He broke into their house and stole a bunch of things.
Elizabeth realizes that she thought Darcy was the prejudiced and prideful one, but it turns out that she was as well. Because he was rich she thought the worse of him, and because he hurt her pride she was willing to believe anything horrible that was said of him.
They both are.
Things get weirder as it turns out that Wick and Lydia are “together”.
I guess his rich girlfriend didn’t work out.
Lizzie sees this and is horrified as she now knows that Wick is a sexual predator, looking for young, freshmen girls. She goes to Jane and lets everything out. She is just as shocked when she hears it all.
They keep a tight leash on Lydia and argue whether or not to reveal what happened to Darcy’s sister to keep Lydia away from Wickham. They decide to wait as it isn’t their story to tell.
They are both pleasantly surprised when Charles comes with a bouquet and begs Jane’s forgiveness. And as she is so sweet and adorable, she forgives him.
Midterms end and Lizzie heads home for break, but she gets an even better surprise. Her piano teacher, Mrs. Gardiner, gives her two tickets to see her favorite pianist, Claudia Reynolds.
When Lizzie and her mother go to the concert they are thrilled with the amazing music, and Elizabeth is floored when she discovers that Claudia Reynolds is Darcy’s mother.
She meets Darcy in his own setting and sees all pretense gone.
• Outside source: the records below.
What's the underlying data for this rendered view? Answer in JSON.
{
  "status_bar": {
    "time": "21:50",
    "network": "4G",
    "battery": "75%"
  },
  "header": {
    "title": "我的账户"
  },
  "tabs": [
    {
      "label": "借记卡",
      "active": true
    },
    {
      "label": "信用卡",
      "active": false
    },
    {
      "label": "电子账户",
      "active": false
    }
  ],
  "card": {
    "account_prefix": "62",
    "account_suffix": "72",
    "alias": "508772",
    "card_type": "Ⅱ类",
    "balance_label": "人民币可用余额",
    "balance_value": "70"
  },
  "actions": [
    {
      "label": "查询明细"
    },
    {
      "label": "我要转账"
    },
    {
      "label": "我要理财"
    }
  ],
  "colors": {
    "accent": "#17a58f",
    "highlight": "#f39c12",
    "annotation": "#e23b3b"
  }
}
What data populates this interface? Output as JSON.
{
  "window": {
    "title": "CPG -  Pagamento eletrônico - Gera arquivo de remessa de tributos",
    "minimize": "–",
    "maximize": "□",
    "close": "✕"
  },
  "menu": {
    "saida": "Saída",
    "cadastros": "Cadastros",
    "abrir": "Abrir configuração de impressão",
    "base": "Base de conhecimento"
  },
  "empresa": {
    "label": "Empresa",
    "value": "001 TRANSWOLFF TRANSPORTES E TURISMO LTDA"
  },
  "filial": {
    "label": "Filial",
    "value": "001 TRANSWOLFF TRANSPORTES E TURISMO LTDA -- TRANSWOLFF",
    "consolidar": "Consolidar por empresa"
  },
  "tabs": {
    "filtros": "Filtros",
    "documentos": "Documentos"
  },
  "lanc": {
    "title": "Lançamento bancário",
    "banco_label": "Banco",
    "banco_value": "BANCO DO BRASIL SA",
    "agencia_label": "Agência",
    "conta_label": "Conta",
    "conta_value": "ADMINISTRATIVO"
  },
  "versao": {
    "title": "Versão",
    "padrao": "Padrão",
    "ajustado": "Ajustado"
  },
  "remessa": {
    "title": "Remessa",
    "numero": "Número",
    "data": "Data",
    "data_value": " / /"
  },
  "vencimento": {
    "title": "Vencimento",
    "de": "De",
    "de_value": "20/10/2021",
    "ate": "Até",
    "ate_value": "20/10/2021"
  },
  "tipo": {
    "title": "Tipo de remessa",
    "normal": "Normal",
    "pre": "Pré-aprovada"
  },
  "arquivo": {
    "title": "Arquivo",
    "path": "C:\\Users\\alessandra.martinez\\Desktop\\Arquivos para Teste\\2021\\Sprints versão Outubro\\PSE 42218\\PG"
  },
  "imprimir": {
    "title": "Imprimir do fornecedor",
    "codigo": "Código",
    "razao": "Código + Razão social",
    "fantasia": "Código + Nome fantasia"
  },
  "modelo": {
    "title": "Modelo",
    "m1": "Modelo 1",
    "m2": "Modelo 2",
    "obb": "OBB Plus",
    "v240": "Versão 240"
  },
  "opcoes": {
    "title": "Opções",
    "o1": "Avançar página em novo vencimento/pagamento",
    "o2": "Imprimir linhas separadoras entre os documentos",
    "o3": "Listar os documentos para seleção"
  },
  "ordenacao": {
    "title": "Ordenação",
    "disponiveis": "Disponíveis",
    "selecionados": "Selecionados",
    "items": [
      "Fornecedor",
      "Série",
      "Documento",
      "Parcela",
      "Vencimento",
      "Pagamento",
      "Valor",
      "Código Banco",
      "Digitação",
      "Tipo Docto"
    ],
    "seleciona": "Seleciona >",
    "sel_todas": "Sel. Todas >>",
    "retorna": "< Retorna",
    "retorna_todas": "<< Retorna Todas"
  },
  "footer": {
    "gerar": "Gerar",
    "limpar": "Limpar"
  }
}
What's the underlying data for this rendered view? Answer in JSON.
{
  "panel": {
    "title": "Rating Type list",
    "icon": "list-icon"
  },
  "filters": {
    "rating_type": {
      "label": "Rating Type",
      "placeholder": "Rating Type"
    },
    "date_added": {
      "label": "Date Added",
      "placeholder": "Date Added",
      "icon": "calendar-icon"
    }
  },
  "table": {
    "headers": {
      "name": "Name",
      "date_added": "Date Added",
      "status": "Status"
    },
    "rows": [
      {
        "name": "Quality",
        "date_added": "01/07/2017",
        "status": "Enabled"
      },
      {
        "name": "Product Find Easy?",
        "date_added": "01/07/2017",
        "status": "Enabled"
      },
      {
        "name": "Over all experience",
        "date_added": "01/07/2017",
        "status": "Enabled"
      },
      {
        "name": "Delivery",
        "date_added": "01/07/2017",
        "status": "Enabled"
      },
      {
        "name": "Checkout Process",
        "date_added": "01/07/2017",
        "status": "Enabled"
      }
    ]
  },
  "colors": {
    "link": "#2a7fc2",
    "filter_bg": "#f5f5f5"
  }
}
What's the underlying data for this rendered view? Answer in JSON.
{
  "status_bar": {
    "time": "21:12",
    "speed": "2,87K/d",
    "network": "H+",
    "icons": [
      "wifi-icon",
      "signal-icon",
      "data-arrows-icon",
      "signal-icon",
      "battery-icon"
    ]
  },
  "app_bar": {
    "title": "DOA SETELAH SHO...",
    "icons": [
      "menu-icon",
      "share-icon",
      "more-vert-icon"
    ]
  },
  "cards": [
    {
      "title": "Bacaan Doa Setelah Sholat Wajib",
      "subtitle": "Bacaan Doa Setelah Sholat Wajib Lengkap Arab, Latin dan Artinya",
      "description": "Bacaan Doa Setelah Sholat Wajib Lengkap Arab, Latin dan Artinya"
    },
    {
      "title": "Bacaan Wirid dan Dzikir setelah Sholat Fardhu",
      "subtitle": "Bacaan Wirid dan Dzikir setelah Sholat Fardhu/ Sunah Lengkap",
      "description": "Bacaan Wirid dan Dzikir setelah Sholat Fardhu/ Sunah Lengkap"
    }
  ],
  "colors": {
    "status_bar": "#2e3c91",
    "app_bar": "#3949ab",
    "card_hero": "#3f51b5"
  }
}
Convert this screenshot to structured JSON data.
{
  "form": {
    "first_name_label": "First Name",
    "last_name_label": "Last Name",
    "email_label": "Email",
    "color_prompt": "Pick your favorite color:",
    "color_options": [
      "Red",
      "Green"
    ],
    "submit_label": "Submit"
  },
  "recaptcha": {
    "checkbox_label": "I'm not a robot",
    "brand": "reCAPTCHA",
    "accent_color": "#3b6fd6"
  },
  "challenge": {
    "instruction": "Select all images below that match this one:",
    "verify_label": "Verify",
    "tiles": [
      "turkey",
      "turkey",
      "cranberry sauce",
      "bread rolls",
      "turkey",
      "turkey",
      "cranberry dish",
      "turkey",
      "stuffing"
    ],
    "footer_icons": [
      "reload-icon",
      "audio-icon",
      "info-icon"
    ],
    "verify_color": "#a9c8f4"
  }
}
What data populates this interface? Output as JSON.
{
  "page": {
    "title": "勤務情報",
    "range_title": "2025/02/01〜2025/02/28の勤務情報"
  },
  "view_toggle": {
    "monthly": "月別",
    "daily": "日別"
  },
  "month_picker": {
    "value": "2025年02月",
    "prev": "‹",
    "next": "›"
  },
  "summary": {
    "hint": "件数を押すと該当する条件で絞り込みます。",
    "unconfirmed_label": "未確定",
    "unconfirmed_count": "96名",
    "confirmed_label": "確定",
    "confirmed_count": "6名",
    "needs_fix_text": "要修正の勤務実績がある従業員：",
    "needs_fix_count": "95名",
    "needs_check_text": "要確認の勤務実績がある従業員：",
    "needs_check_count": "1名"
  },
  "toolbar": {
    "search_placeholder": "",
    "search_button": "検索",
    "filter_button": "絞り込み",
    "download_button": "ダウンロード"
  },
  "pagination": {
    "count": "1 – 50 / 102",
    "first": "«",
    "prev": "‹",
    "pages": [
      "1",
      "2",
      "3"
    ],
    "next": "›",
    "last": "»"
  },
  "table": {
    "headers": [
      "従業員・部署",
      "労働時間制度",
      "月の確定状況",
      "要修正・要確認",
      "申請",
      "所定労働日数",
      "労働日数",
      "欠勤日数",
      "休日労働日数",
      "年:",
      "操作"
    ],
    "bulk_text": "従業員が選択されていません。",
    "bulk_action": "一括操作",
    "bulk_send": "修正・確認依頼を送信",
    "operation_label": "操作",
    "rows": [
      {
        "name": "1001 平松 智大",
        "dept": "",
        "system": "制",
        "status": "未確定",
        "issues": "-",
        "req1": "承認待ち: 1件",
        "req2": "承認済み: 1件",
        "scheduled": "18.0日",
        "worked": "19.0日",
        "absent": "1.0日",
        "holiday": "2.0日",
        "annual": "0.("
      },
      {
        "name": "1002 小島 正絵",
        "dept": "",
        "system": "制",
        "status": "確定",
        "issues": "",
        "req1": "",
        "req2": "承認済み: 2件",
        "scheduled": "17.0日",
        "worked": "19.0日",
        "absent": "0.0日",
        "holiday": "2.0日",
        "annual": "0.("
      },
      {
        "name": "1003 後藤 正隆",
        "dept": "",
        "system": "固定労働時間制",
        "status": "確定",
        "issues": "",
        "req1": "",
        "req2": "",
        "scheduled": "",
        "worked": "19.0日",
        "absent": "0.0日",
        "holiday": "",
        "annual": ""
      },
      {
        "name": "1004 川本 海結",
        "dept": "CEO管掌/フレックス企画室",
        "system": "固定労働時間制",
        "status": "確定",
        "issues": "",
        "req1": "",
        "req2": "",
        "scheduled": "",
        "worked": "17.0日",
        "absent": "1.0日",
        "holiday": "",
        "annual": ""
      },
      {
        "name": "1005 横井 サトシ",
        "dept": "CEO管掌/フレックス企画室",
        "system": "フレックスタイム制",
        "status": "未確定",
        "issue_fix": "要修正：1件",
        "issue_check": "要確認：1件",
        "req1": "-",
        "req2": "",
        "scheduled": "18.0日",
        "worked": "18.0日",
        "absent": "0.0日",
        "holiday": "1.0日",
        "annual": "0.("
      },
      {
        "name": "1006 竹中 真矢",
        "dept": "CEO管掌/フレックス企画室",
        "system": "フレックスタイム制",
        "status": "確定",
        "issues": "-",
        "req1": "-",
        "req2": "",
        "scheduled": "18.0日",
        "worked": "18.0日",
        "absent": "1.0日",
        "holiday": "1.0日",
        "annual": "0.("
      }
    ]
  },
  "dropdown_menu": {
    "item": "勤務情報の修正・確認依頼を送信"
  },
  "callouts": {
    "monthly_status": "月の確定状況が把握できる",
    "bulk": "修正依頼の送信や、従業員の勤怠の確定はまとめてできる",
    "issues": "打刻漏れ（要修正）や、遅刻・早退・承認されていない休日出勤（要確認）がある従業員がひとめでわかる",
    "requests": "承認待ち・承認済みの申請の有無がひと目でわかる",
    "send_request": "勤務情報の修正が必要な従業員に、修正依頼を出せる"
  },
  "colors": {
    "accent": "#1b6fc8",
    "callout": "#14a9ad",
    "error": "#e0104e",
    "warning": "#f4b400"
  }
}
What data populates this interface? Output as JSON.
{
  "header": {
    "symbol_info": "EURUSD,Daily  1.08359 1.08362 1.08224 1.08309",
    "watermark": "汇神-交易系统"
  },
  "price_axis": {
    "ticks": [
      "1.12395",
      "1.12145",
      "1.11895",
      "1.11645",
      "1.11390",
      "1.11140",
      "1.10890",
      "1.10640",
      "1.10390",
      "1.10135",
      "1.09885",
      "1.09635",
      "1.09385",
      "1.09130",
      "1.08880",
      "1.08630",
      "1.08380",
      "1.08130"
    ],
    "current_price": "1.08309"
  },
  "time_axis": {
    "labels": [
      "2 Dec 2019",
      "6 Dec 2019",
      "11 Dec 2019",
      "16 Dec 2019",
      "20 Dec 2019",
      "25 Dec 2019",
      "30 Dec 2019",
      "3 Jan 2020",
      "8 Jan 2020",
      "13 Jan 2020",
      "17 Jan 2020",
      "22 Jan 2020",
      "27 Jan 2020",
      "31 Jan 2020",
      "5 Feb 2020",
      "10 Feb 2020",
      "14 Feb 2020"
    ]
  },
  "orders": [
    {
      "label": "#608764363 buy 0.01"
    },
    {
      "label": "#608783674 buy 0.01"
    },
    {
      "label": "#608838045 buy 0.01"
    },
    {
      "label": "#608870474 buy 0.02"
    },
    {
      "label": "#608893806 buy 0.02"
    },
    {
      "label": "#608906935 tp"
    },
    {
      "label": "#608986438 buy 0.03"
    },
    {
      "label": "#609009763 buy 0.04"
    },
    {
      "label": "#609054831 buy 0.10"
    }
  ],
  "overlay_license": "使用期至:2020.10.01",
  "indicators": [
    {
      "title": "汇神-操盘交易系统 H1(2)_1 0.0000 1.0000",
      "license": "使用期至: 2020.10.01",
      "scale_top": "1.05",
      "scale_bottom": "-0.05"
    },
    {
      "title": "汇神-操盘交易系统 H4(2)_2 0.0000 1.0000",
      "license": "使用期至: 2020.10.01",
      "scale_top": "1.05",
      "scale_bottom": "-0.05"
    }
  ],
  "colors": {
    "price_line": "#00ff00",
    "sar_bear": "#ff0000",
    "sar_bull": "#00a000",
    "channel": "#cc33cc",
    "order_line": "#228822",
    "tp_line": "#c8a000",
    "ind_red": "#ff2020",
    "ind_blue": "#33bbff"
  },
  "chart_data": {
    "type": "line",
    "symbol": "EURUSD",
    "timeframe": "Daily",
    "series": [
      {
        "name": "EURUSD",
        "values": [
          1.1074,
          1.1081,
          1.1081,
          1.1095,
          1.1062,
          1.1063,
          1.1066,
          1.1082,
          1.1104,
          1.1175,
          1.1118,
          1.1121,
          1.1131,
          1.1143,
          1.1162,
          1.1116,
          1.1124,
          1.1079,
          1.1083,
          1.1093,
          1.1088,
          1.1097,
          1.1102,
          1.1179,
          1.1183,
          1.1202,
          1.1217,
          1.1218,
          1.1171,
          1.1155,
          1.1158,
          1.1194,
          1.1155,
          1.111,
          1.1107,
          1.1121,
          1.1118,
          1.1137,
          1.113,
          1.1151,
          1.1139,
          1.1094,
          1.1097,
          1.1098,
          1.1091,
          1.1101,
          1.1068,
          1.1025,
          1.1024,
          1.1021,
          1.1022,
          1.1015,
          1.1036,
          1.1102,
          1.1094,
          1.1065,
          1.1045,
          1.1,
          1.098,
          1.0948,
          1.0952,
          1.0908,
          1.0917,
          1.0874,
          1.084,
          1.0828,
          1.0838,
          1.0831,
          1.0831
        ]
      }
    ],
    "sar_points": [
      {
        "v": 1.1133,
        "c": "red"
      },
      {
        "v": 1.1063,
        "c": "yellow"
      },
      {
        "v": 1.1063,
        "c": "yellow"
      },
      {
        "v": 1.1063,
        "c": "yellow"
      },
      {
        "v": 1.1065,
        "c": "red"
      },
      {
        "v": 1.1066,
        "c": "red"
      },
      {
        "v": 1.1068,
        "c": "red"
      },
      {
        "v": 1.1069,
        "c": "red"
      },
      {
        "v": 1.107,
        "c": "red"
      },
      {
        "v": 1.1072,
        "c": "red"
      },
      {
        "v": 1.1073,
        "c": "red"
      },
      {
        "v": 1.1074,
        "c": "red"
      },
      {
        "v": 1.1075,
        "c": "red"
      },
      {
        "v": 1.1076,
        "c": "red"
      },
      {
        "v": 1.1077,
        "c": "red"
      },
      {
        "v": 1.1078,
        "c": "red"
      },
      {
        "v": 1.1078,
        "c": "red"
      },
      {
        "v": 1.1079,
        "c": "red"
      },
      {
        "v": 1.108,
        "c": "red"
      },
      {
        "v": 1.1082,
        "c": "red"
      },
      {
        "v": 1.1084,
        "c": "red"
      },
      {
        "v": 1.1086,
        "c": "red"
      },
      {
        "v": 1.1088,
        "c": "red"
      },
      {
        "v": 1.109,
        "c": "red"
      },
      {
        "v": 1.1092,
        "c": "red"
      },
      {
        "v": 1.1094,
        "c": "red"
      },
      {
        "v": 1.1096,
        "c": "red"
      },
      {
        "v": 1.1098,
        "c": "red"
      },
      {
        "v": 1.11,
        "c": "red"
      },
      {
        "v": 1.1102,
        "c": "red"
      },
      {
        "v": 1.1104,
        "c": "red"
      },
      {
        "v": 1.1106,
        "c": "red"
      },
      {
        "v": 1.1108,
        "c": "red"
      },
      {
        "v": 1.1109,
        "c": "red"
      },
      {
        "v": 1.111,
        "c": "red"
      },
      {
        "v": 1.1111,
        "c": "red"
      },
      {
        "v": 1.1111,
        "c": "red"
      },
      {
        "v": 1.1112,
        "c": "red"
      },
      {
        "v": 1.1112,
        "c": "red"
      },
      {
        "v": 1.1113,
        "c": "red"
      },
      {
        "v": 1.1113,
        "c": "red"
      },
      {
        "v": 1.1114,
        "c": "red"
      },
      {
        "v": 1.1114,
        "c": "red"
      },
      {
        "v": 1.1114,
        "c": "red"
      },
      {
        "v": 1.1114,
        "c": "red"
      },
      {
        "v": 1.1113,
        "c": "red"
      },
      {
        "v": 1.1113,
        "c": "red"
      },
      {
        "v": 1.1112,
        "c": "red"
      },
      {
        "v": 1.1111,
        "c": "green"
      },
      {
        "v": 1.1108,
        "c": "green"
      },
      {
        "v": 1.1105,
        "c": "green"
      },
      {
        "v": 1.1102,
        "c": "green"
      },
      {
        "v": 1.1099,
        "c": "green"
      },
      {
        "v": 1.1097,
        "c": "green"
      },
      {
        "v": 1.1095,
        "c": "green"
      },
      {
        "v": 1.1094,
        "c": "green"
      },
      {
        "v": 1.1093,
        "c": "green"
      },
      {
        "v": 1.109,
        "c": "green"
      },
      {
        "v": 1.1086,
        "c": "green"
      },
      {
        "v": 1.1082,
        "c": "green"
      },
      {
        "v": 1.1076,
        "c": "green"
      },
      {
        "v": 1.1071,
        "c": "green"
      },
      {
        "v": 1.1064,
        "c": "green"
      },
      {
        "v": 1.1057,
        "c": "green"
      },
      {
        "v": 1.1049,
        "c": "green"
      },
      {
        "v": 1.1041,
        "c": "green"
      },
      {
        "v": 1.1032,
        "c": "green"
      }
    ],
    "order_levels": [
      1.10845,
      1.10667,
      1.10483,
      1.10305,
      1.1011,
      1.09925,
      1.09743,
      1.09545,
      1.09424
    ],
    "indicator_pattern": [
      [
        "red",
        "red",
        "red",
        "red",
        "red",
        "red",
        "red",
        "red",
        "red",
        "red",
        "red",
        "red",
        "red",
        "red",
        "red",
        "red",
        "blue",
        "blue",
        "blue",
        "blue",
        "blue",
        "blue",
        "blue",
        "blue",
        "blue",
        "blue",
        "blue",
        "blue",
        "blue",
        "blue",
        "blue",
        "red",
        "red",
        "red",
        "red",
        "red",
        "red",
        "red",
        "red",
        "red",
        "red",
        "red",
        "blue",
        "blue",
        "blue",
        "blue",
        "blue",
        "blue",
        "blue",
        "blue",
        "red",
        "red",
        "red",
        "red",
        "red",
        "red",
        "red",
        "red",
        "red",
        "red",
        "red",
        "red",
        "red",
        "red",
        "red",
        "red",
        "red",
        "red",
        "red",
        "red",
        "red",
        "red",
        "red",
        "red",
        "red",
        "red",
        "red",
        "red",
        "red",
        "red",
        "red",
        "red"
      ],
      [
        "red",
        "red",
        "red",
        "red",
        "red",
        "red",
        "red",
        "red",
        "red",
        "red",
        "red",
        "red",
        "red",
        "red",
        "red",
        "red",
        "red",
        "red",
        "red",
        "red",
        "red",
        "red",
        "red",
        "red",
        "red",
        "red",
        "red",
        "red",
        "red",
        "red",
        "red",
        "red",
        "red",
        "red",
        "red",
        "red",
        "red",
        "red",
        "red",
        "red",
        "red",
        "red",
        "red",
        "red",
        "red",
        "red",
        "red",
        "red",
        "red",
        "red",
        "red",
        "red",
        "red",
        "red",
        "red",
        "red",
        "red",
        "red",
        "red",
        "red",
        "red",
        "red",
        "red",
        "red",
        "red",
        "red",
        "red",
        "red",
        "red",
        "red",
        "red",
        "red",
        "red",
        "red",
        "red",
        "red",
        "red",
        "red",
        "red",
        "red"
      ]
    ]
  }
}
She also meets his adorable sister and sees how cute their little family is.
The have a great time and even make plans for Darcy and Georgiana to visit her in New Jersey. Their fun trip is cut short when Lydia goes missing with Wick and Lizzie and Darcy set out to find her.
Darcy goes through everywhere that Wick would want to stay at and finds the two utterly wasted in a trashed hotel room. He uses his father’s money and influence to remove Wick and settle the bill.
The rest of the break is uneventful and quiet, with no calls from Darcy. It seems that now that she wants him, nothing is heard from him. Don’t you just hate that? When they return to school Charles has a big dinner party for their friends, but Darcy doesn’t sit with Elizabeth Lizzie or talk to her, no matter how hard she tries to get his attention.
Soon Lizzie’s recital comes up and she rocks (figuratively). Afterwards Darcy asks her out, telling her he was waiting as he didn’t want to break her concentration.
However, they will not be going to prom but be going out to enjoy their night together.
I loved this book.
Even though they didn’t follow the book exactly I thought Eulberg was able to capture the life of the characters and bring across what Jane wanted.
The only thing I din’t like was Darcy didn’t take her to prom. Come on, you guys could have just dressed casual or not spent a lot of money. I mean seriously.
But there is something that really surprised me. I spotted this in the acknowledgements:
“I’d especially like to thank Stephanie Meyer for being so enthusiastic for my writer life and having that conversation about Pride and Prejudice that led me to the idea for this book.
Stephanie Meyer?!!!!!!!!!!!!!!! The Stephanie Meyer who wrote Twilight?
I can’t believe I have to thank her for something good!
Well that aside, it is a fantastic book and I recommend it for any Austen fan.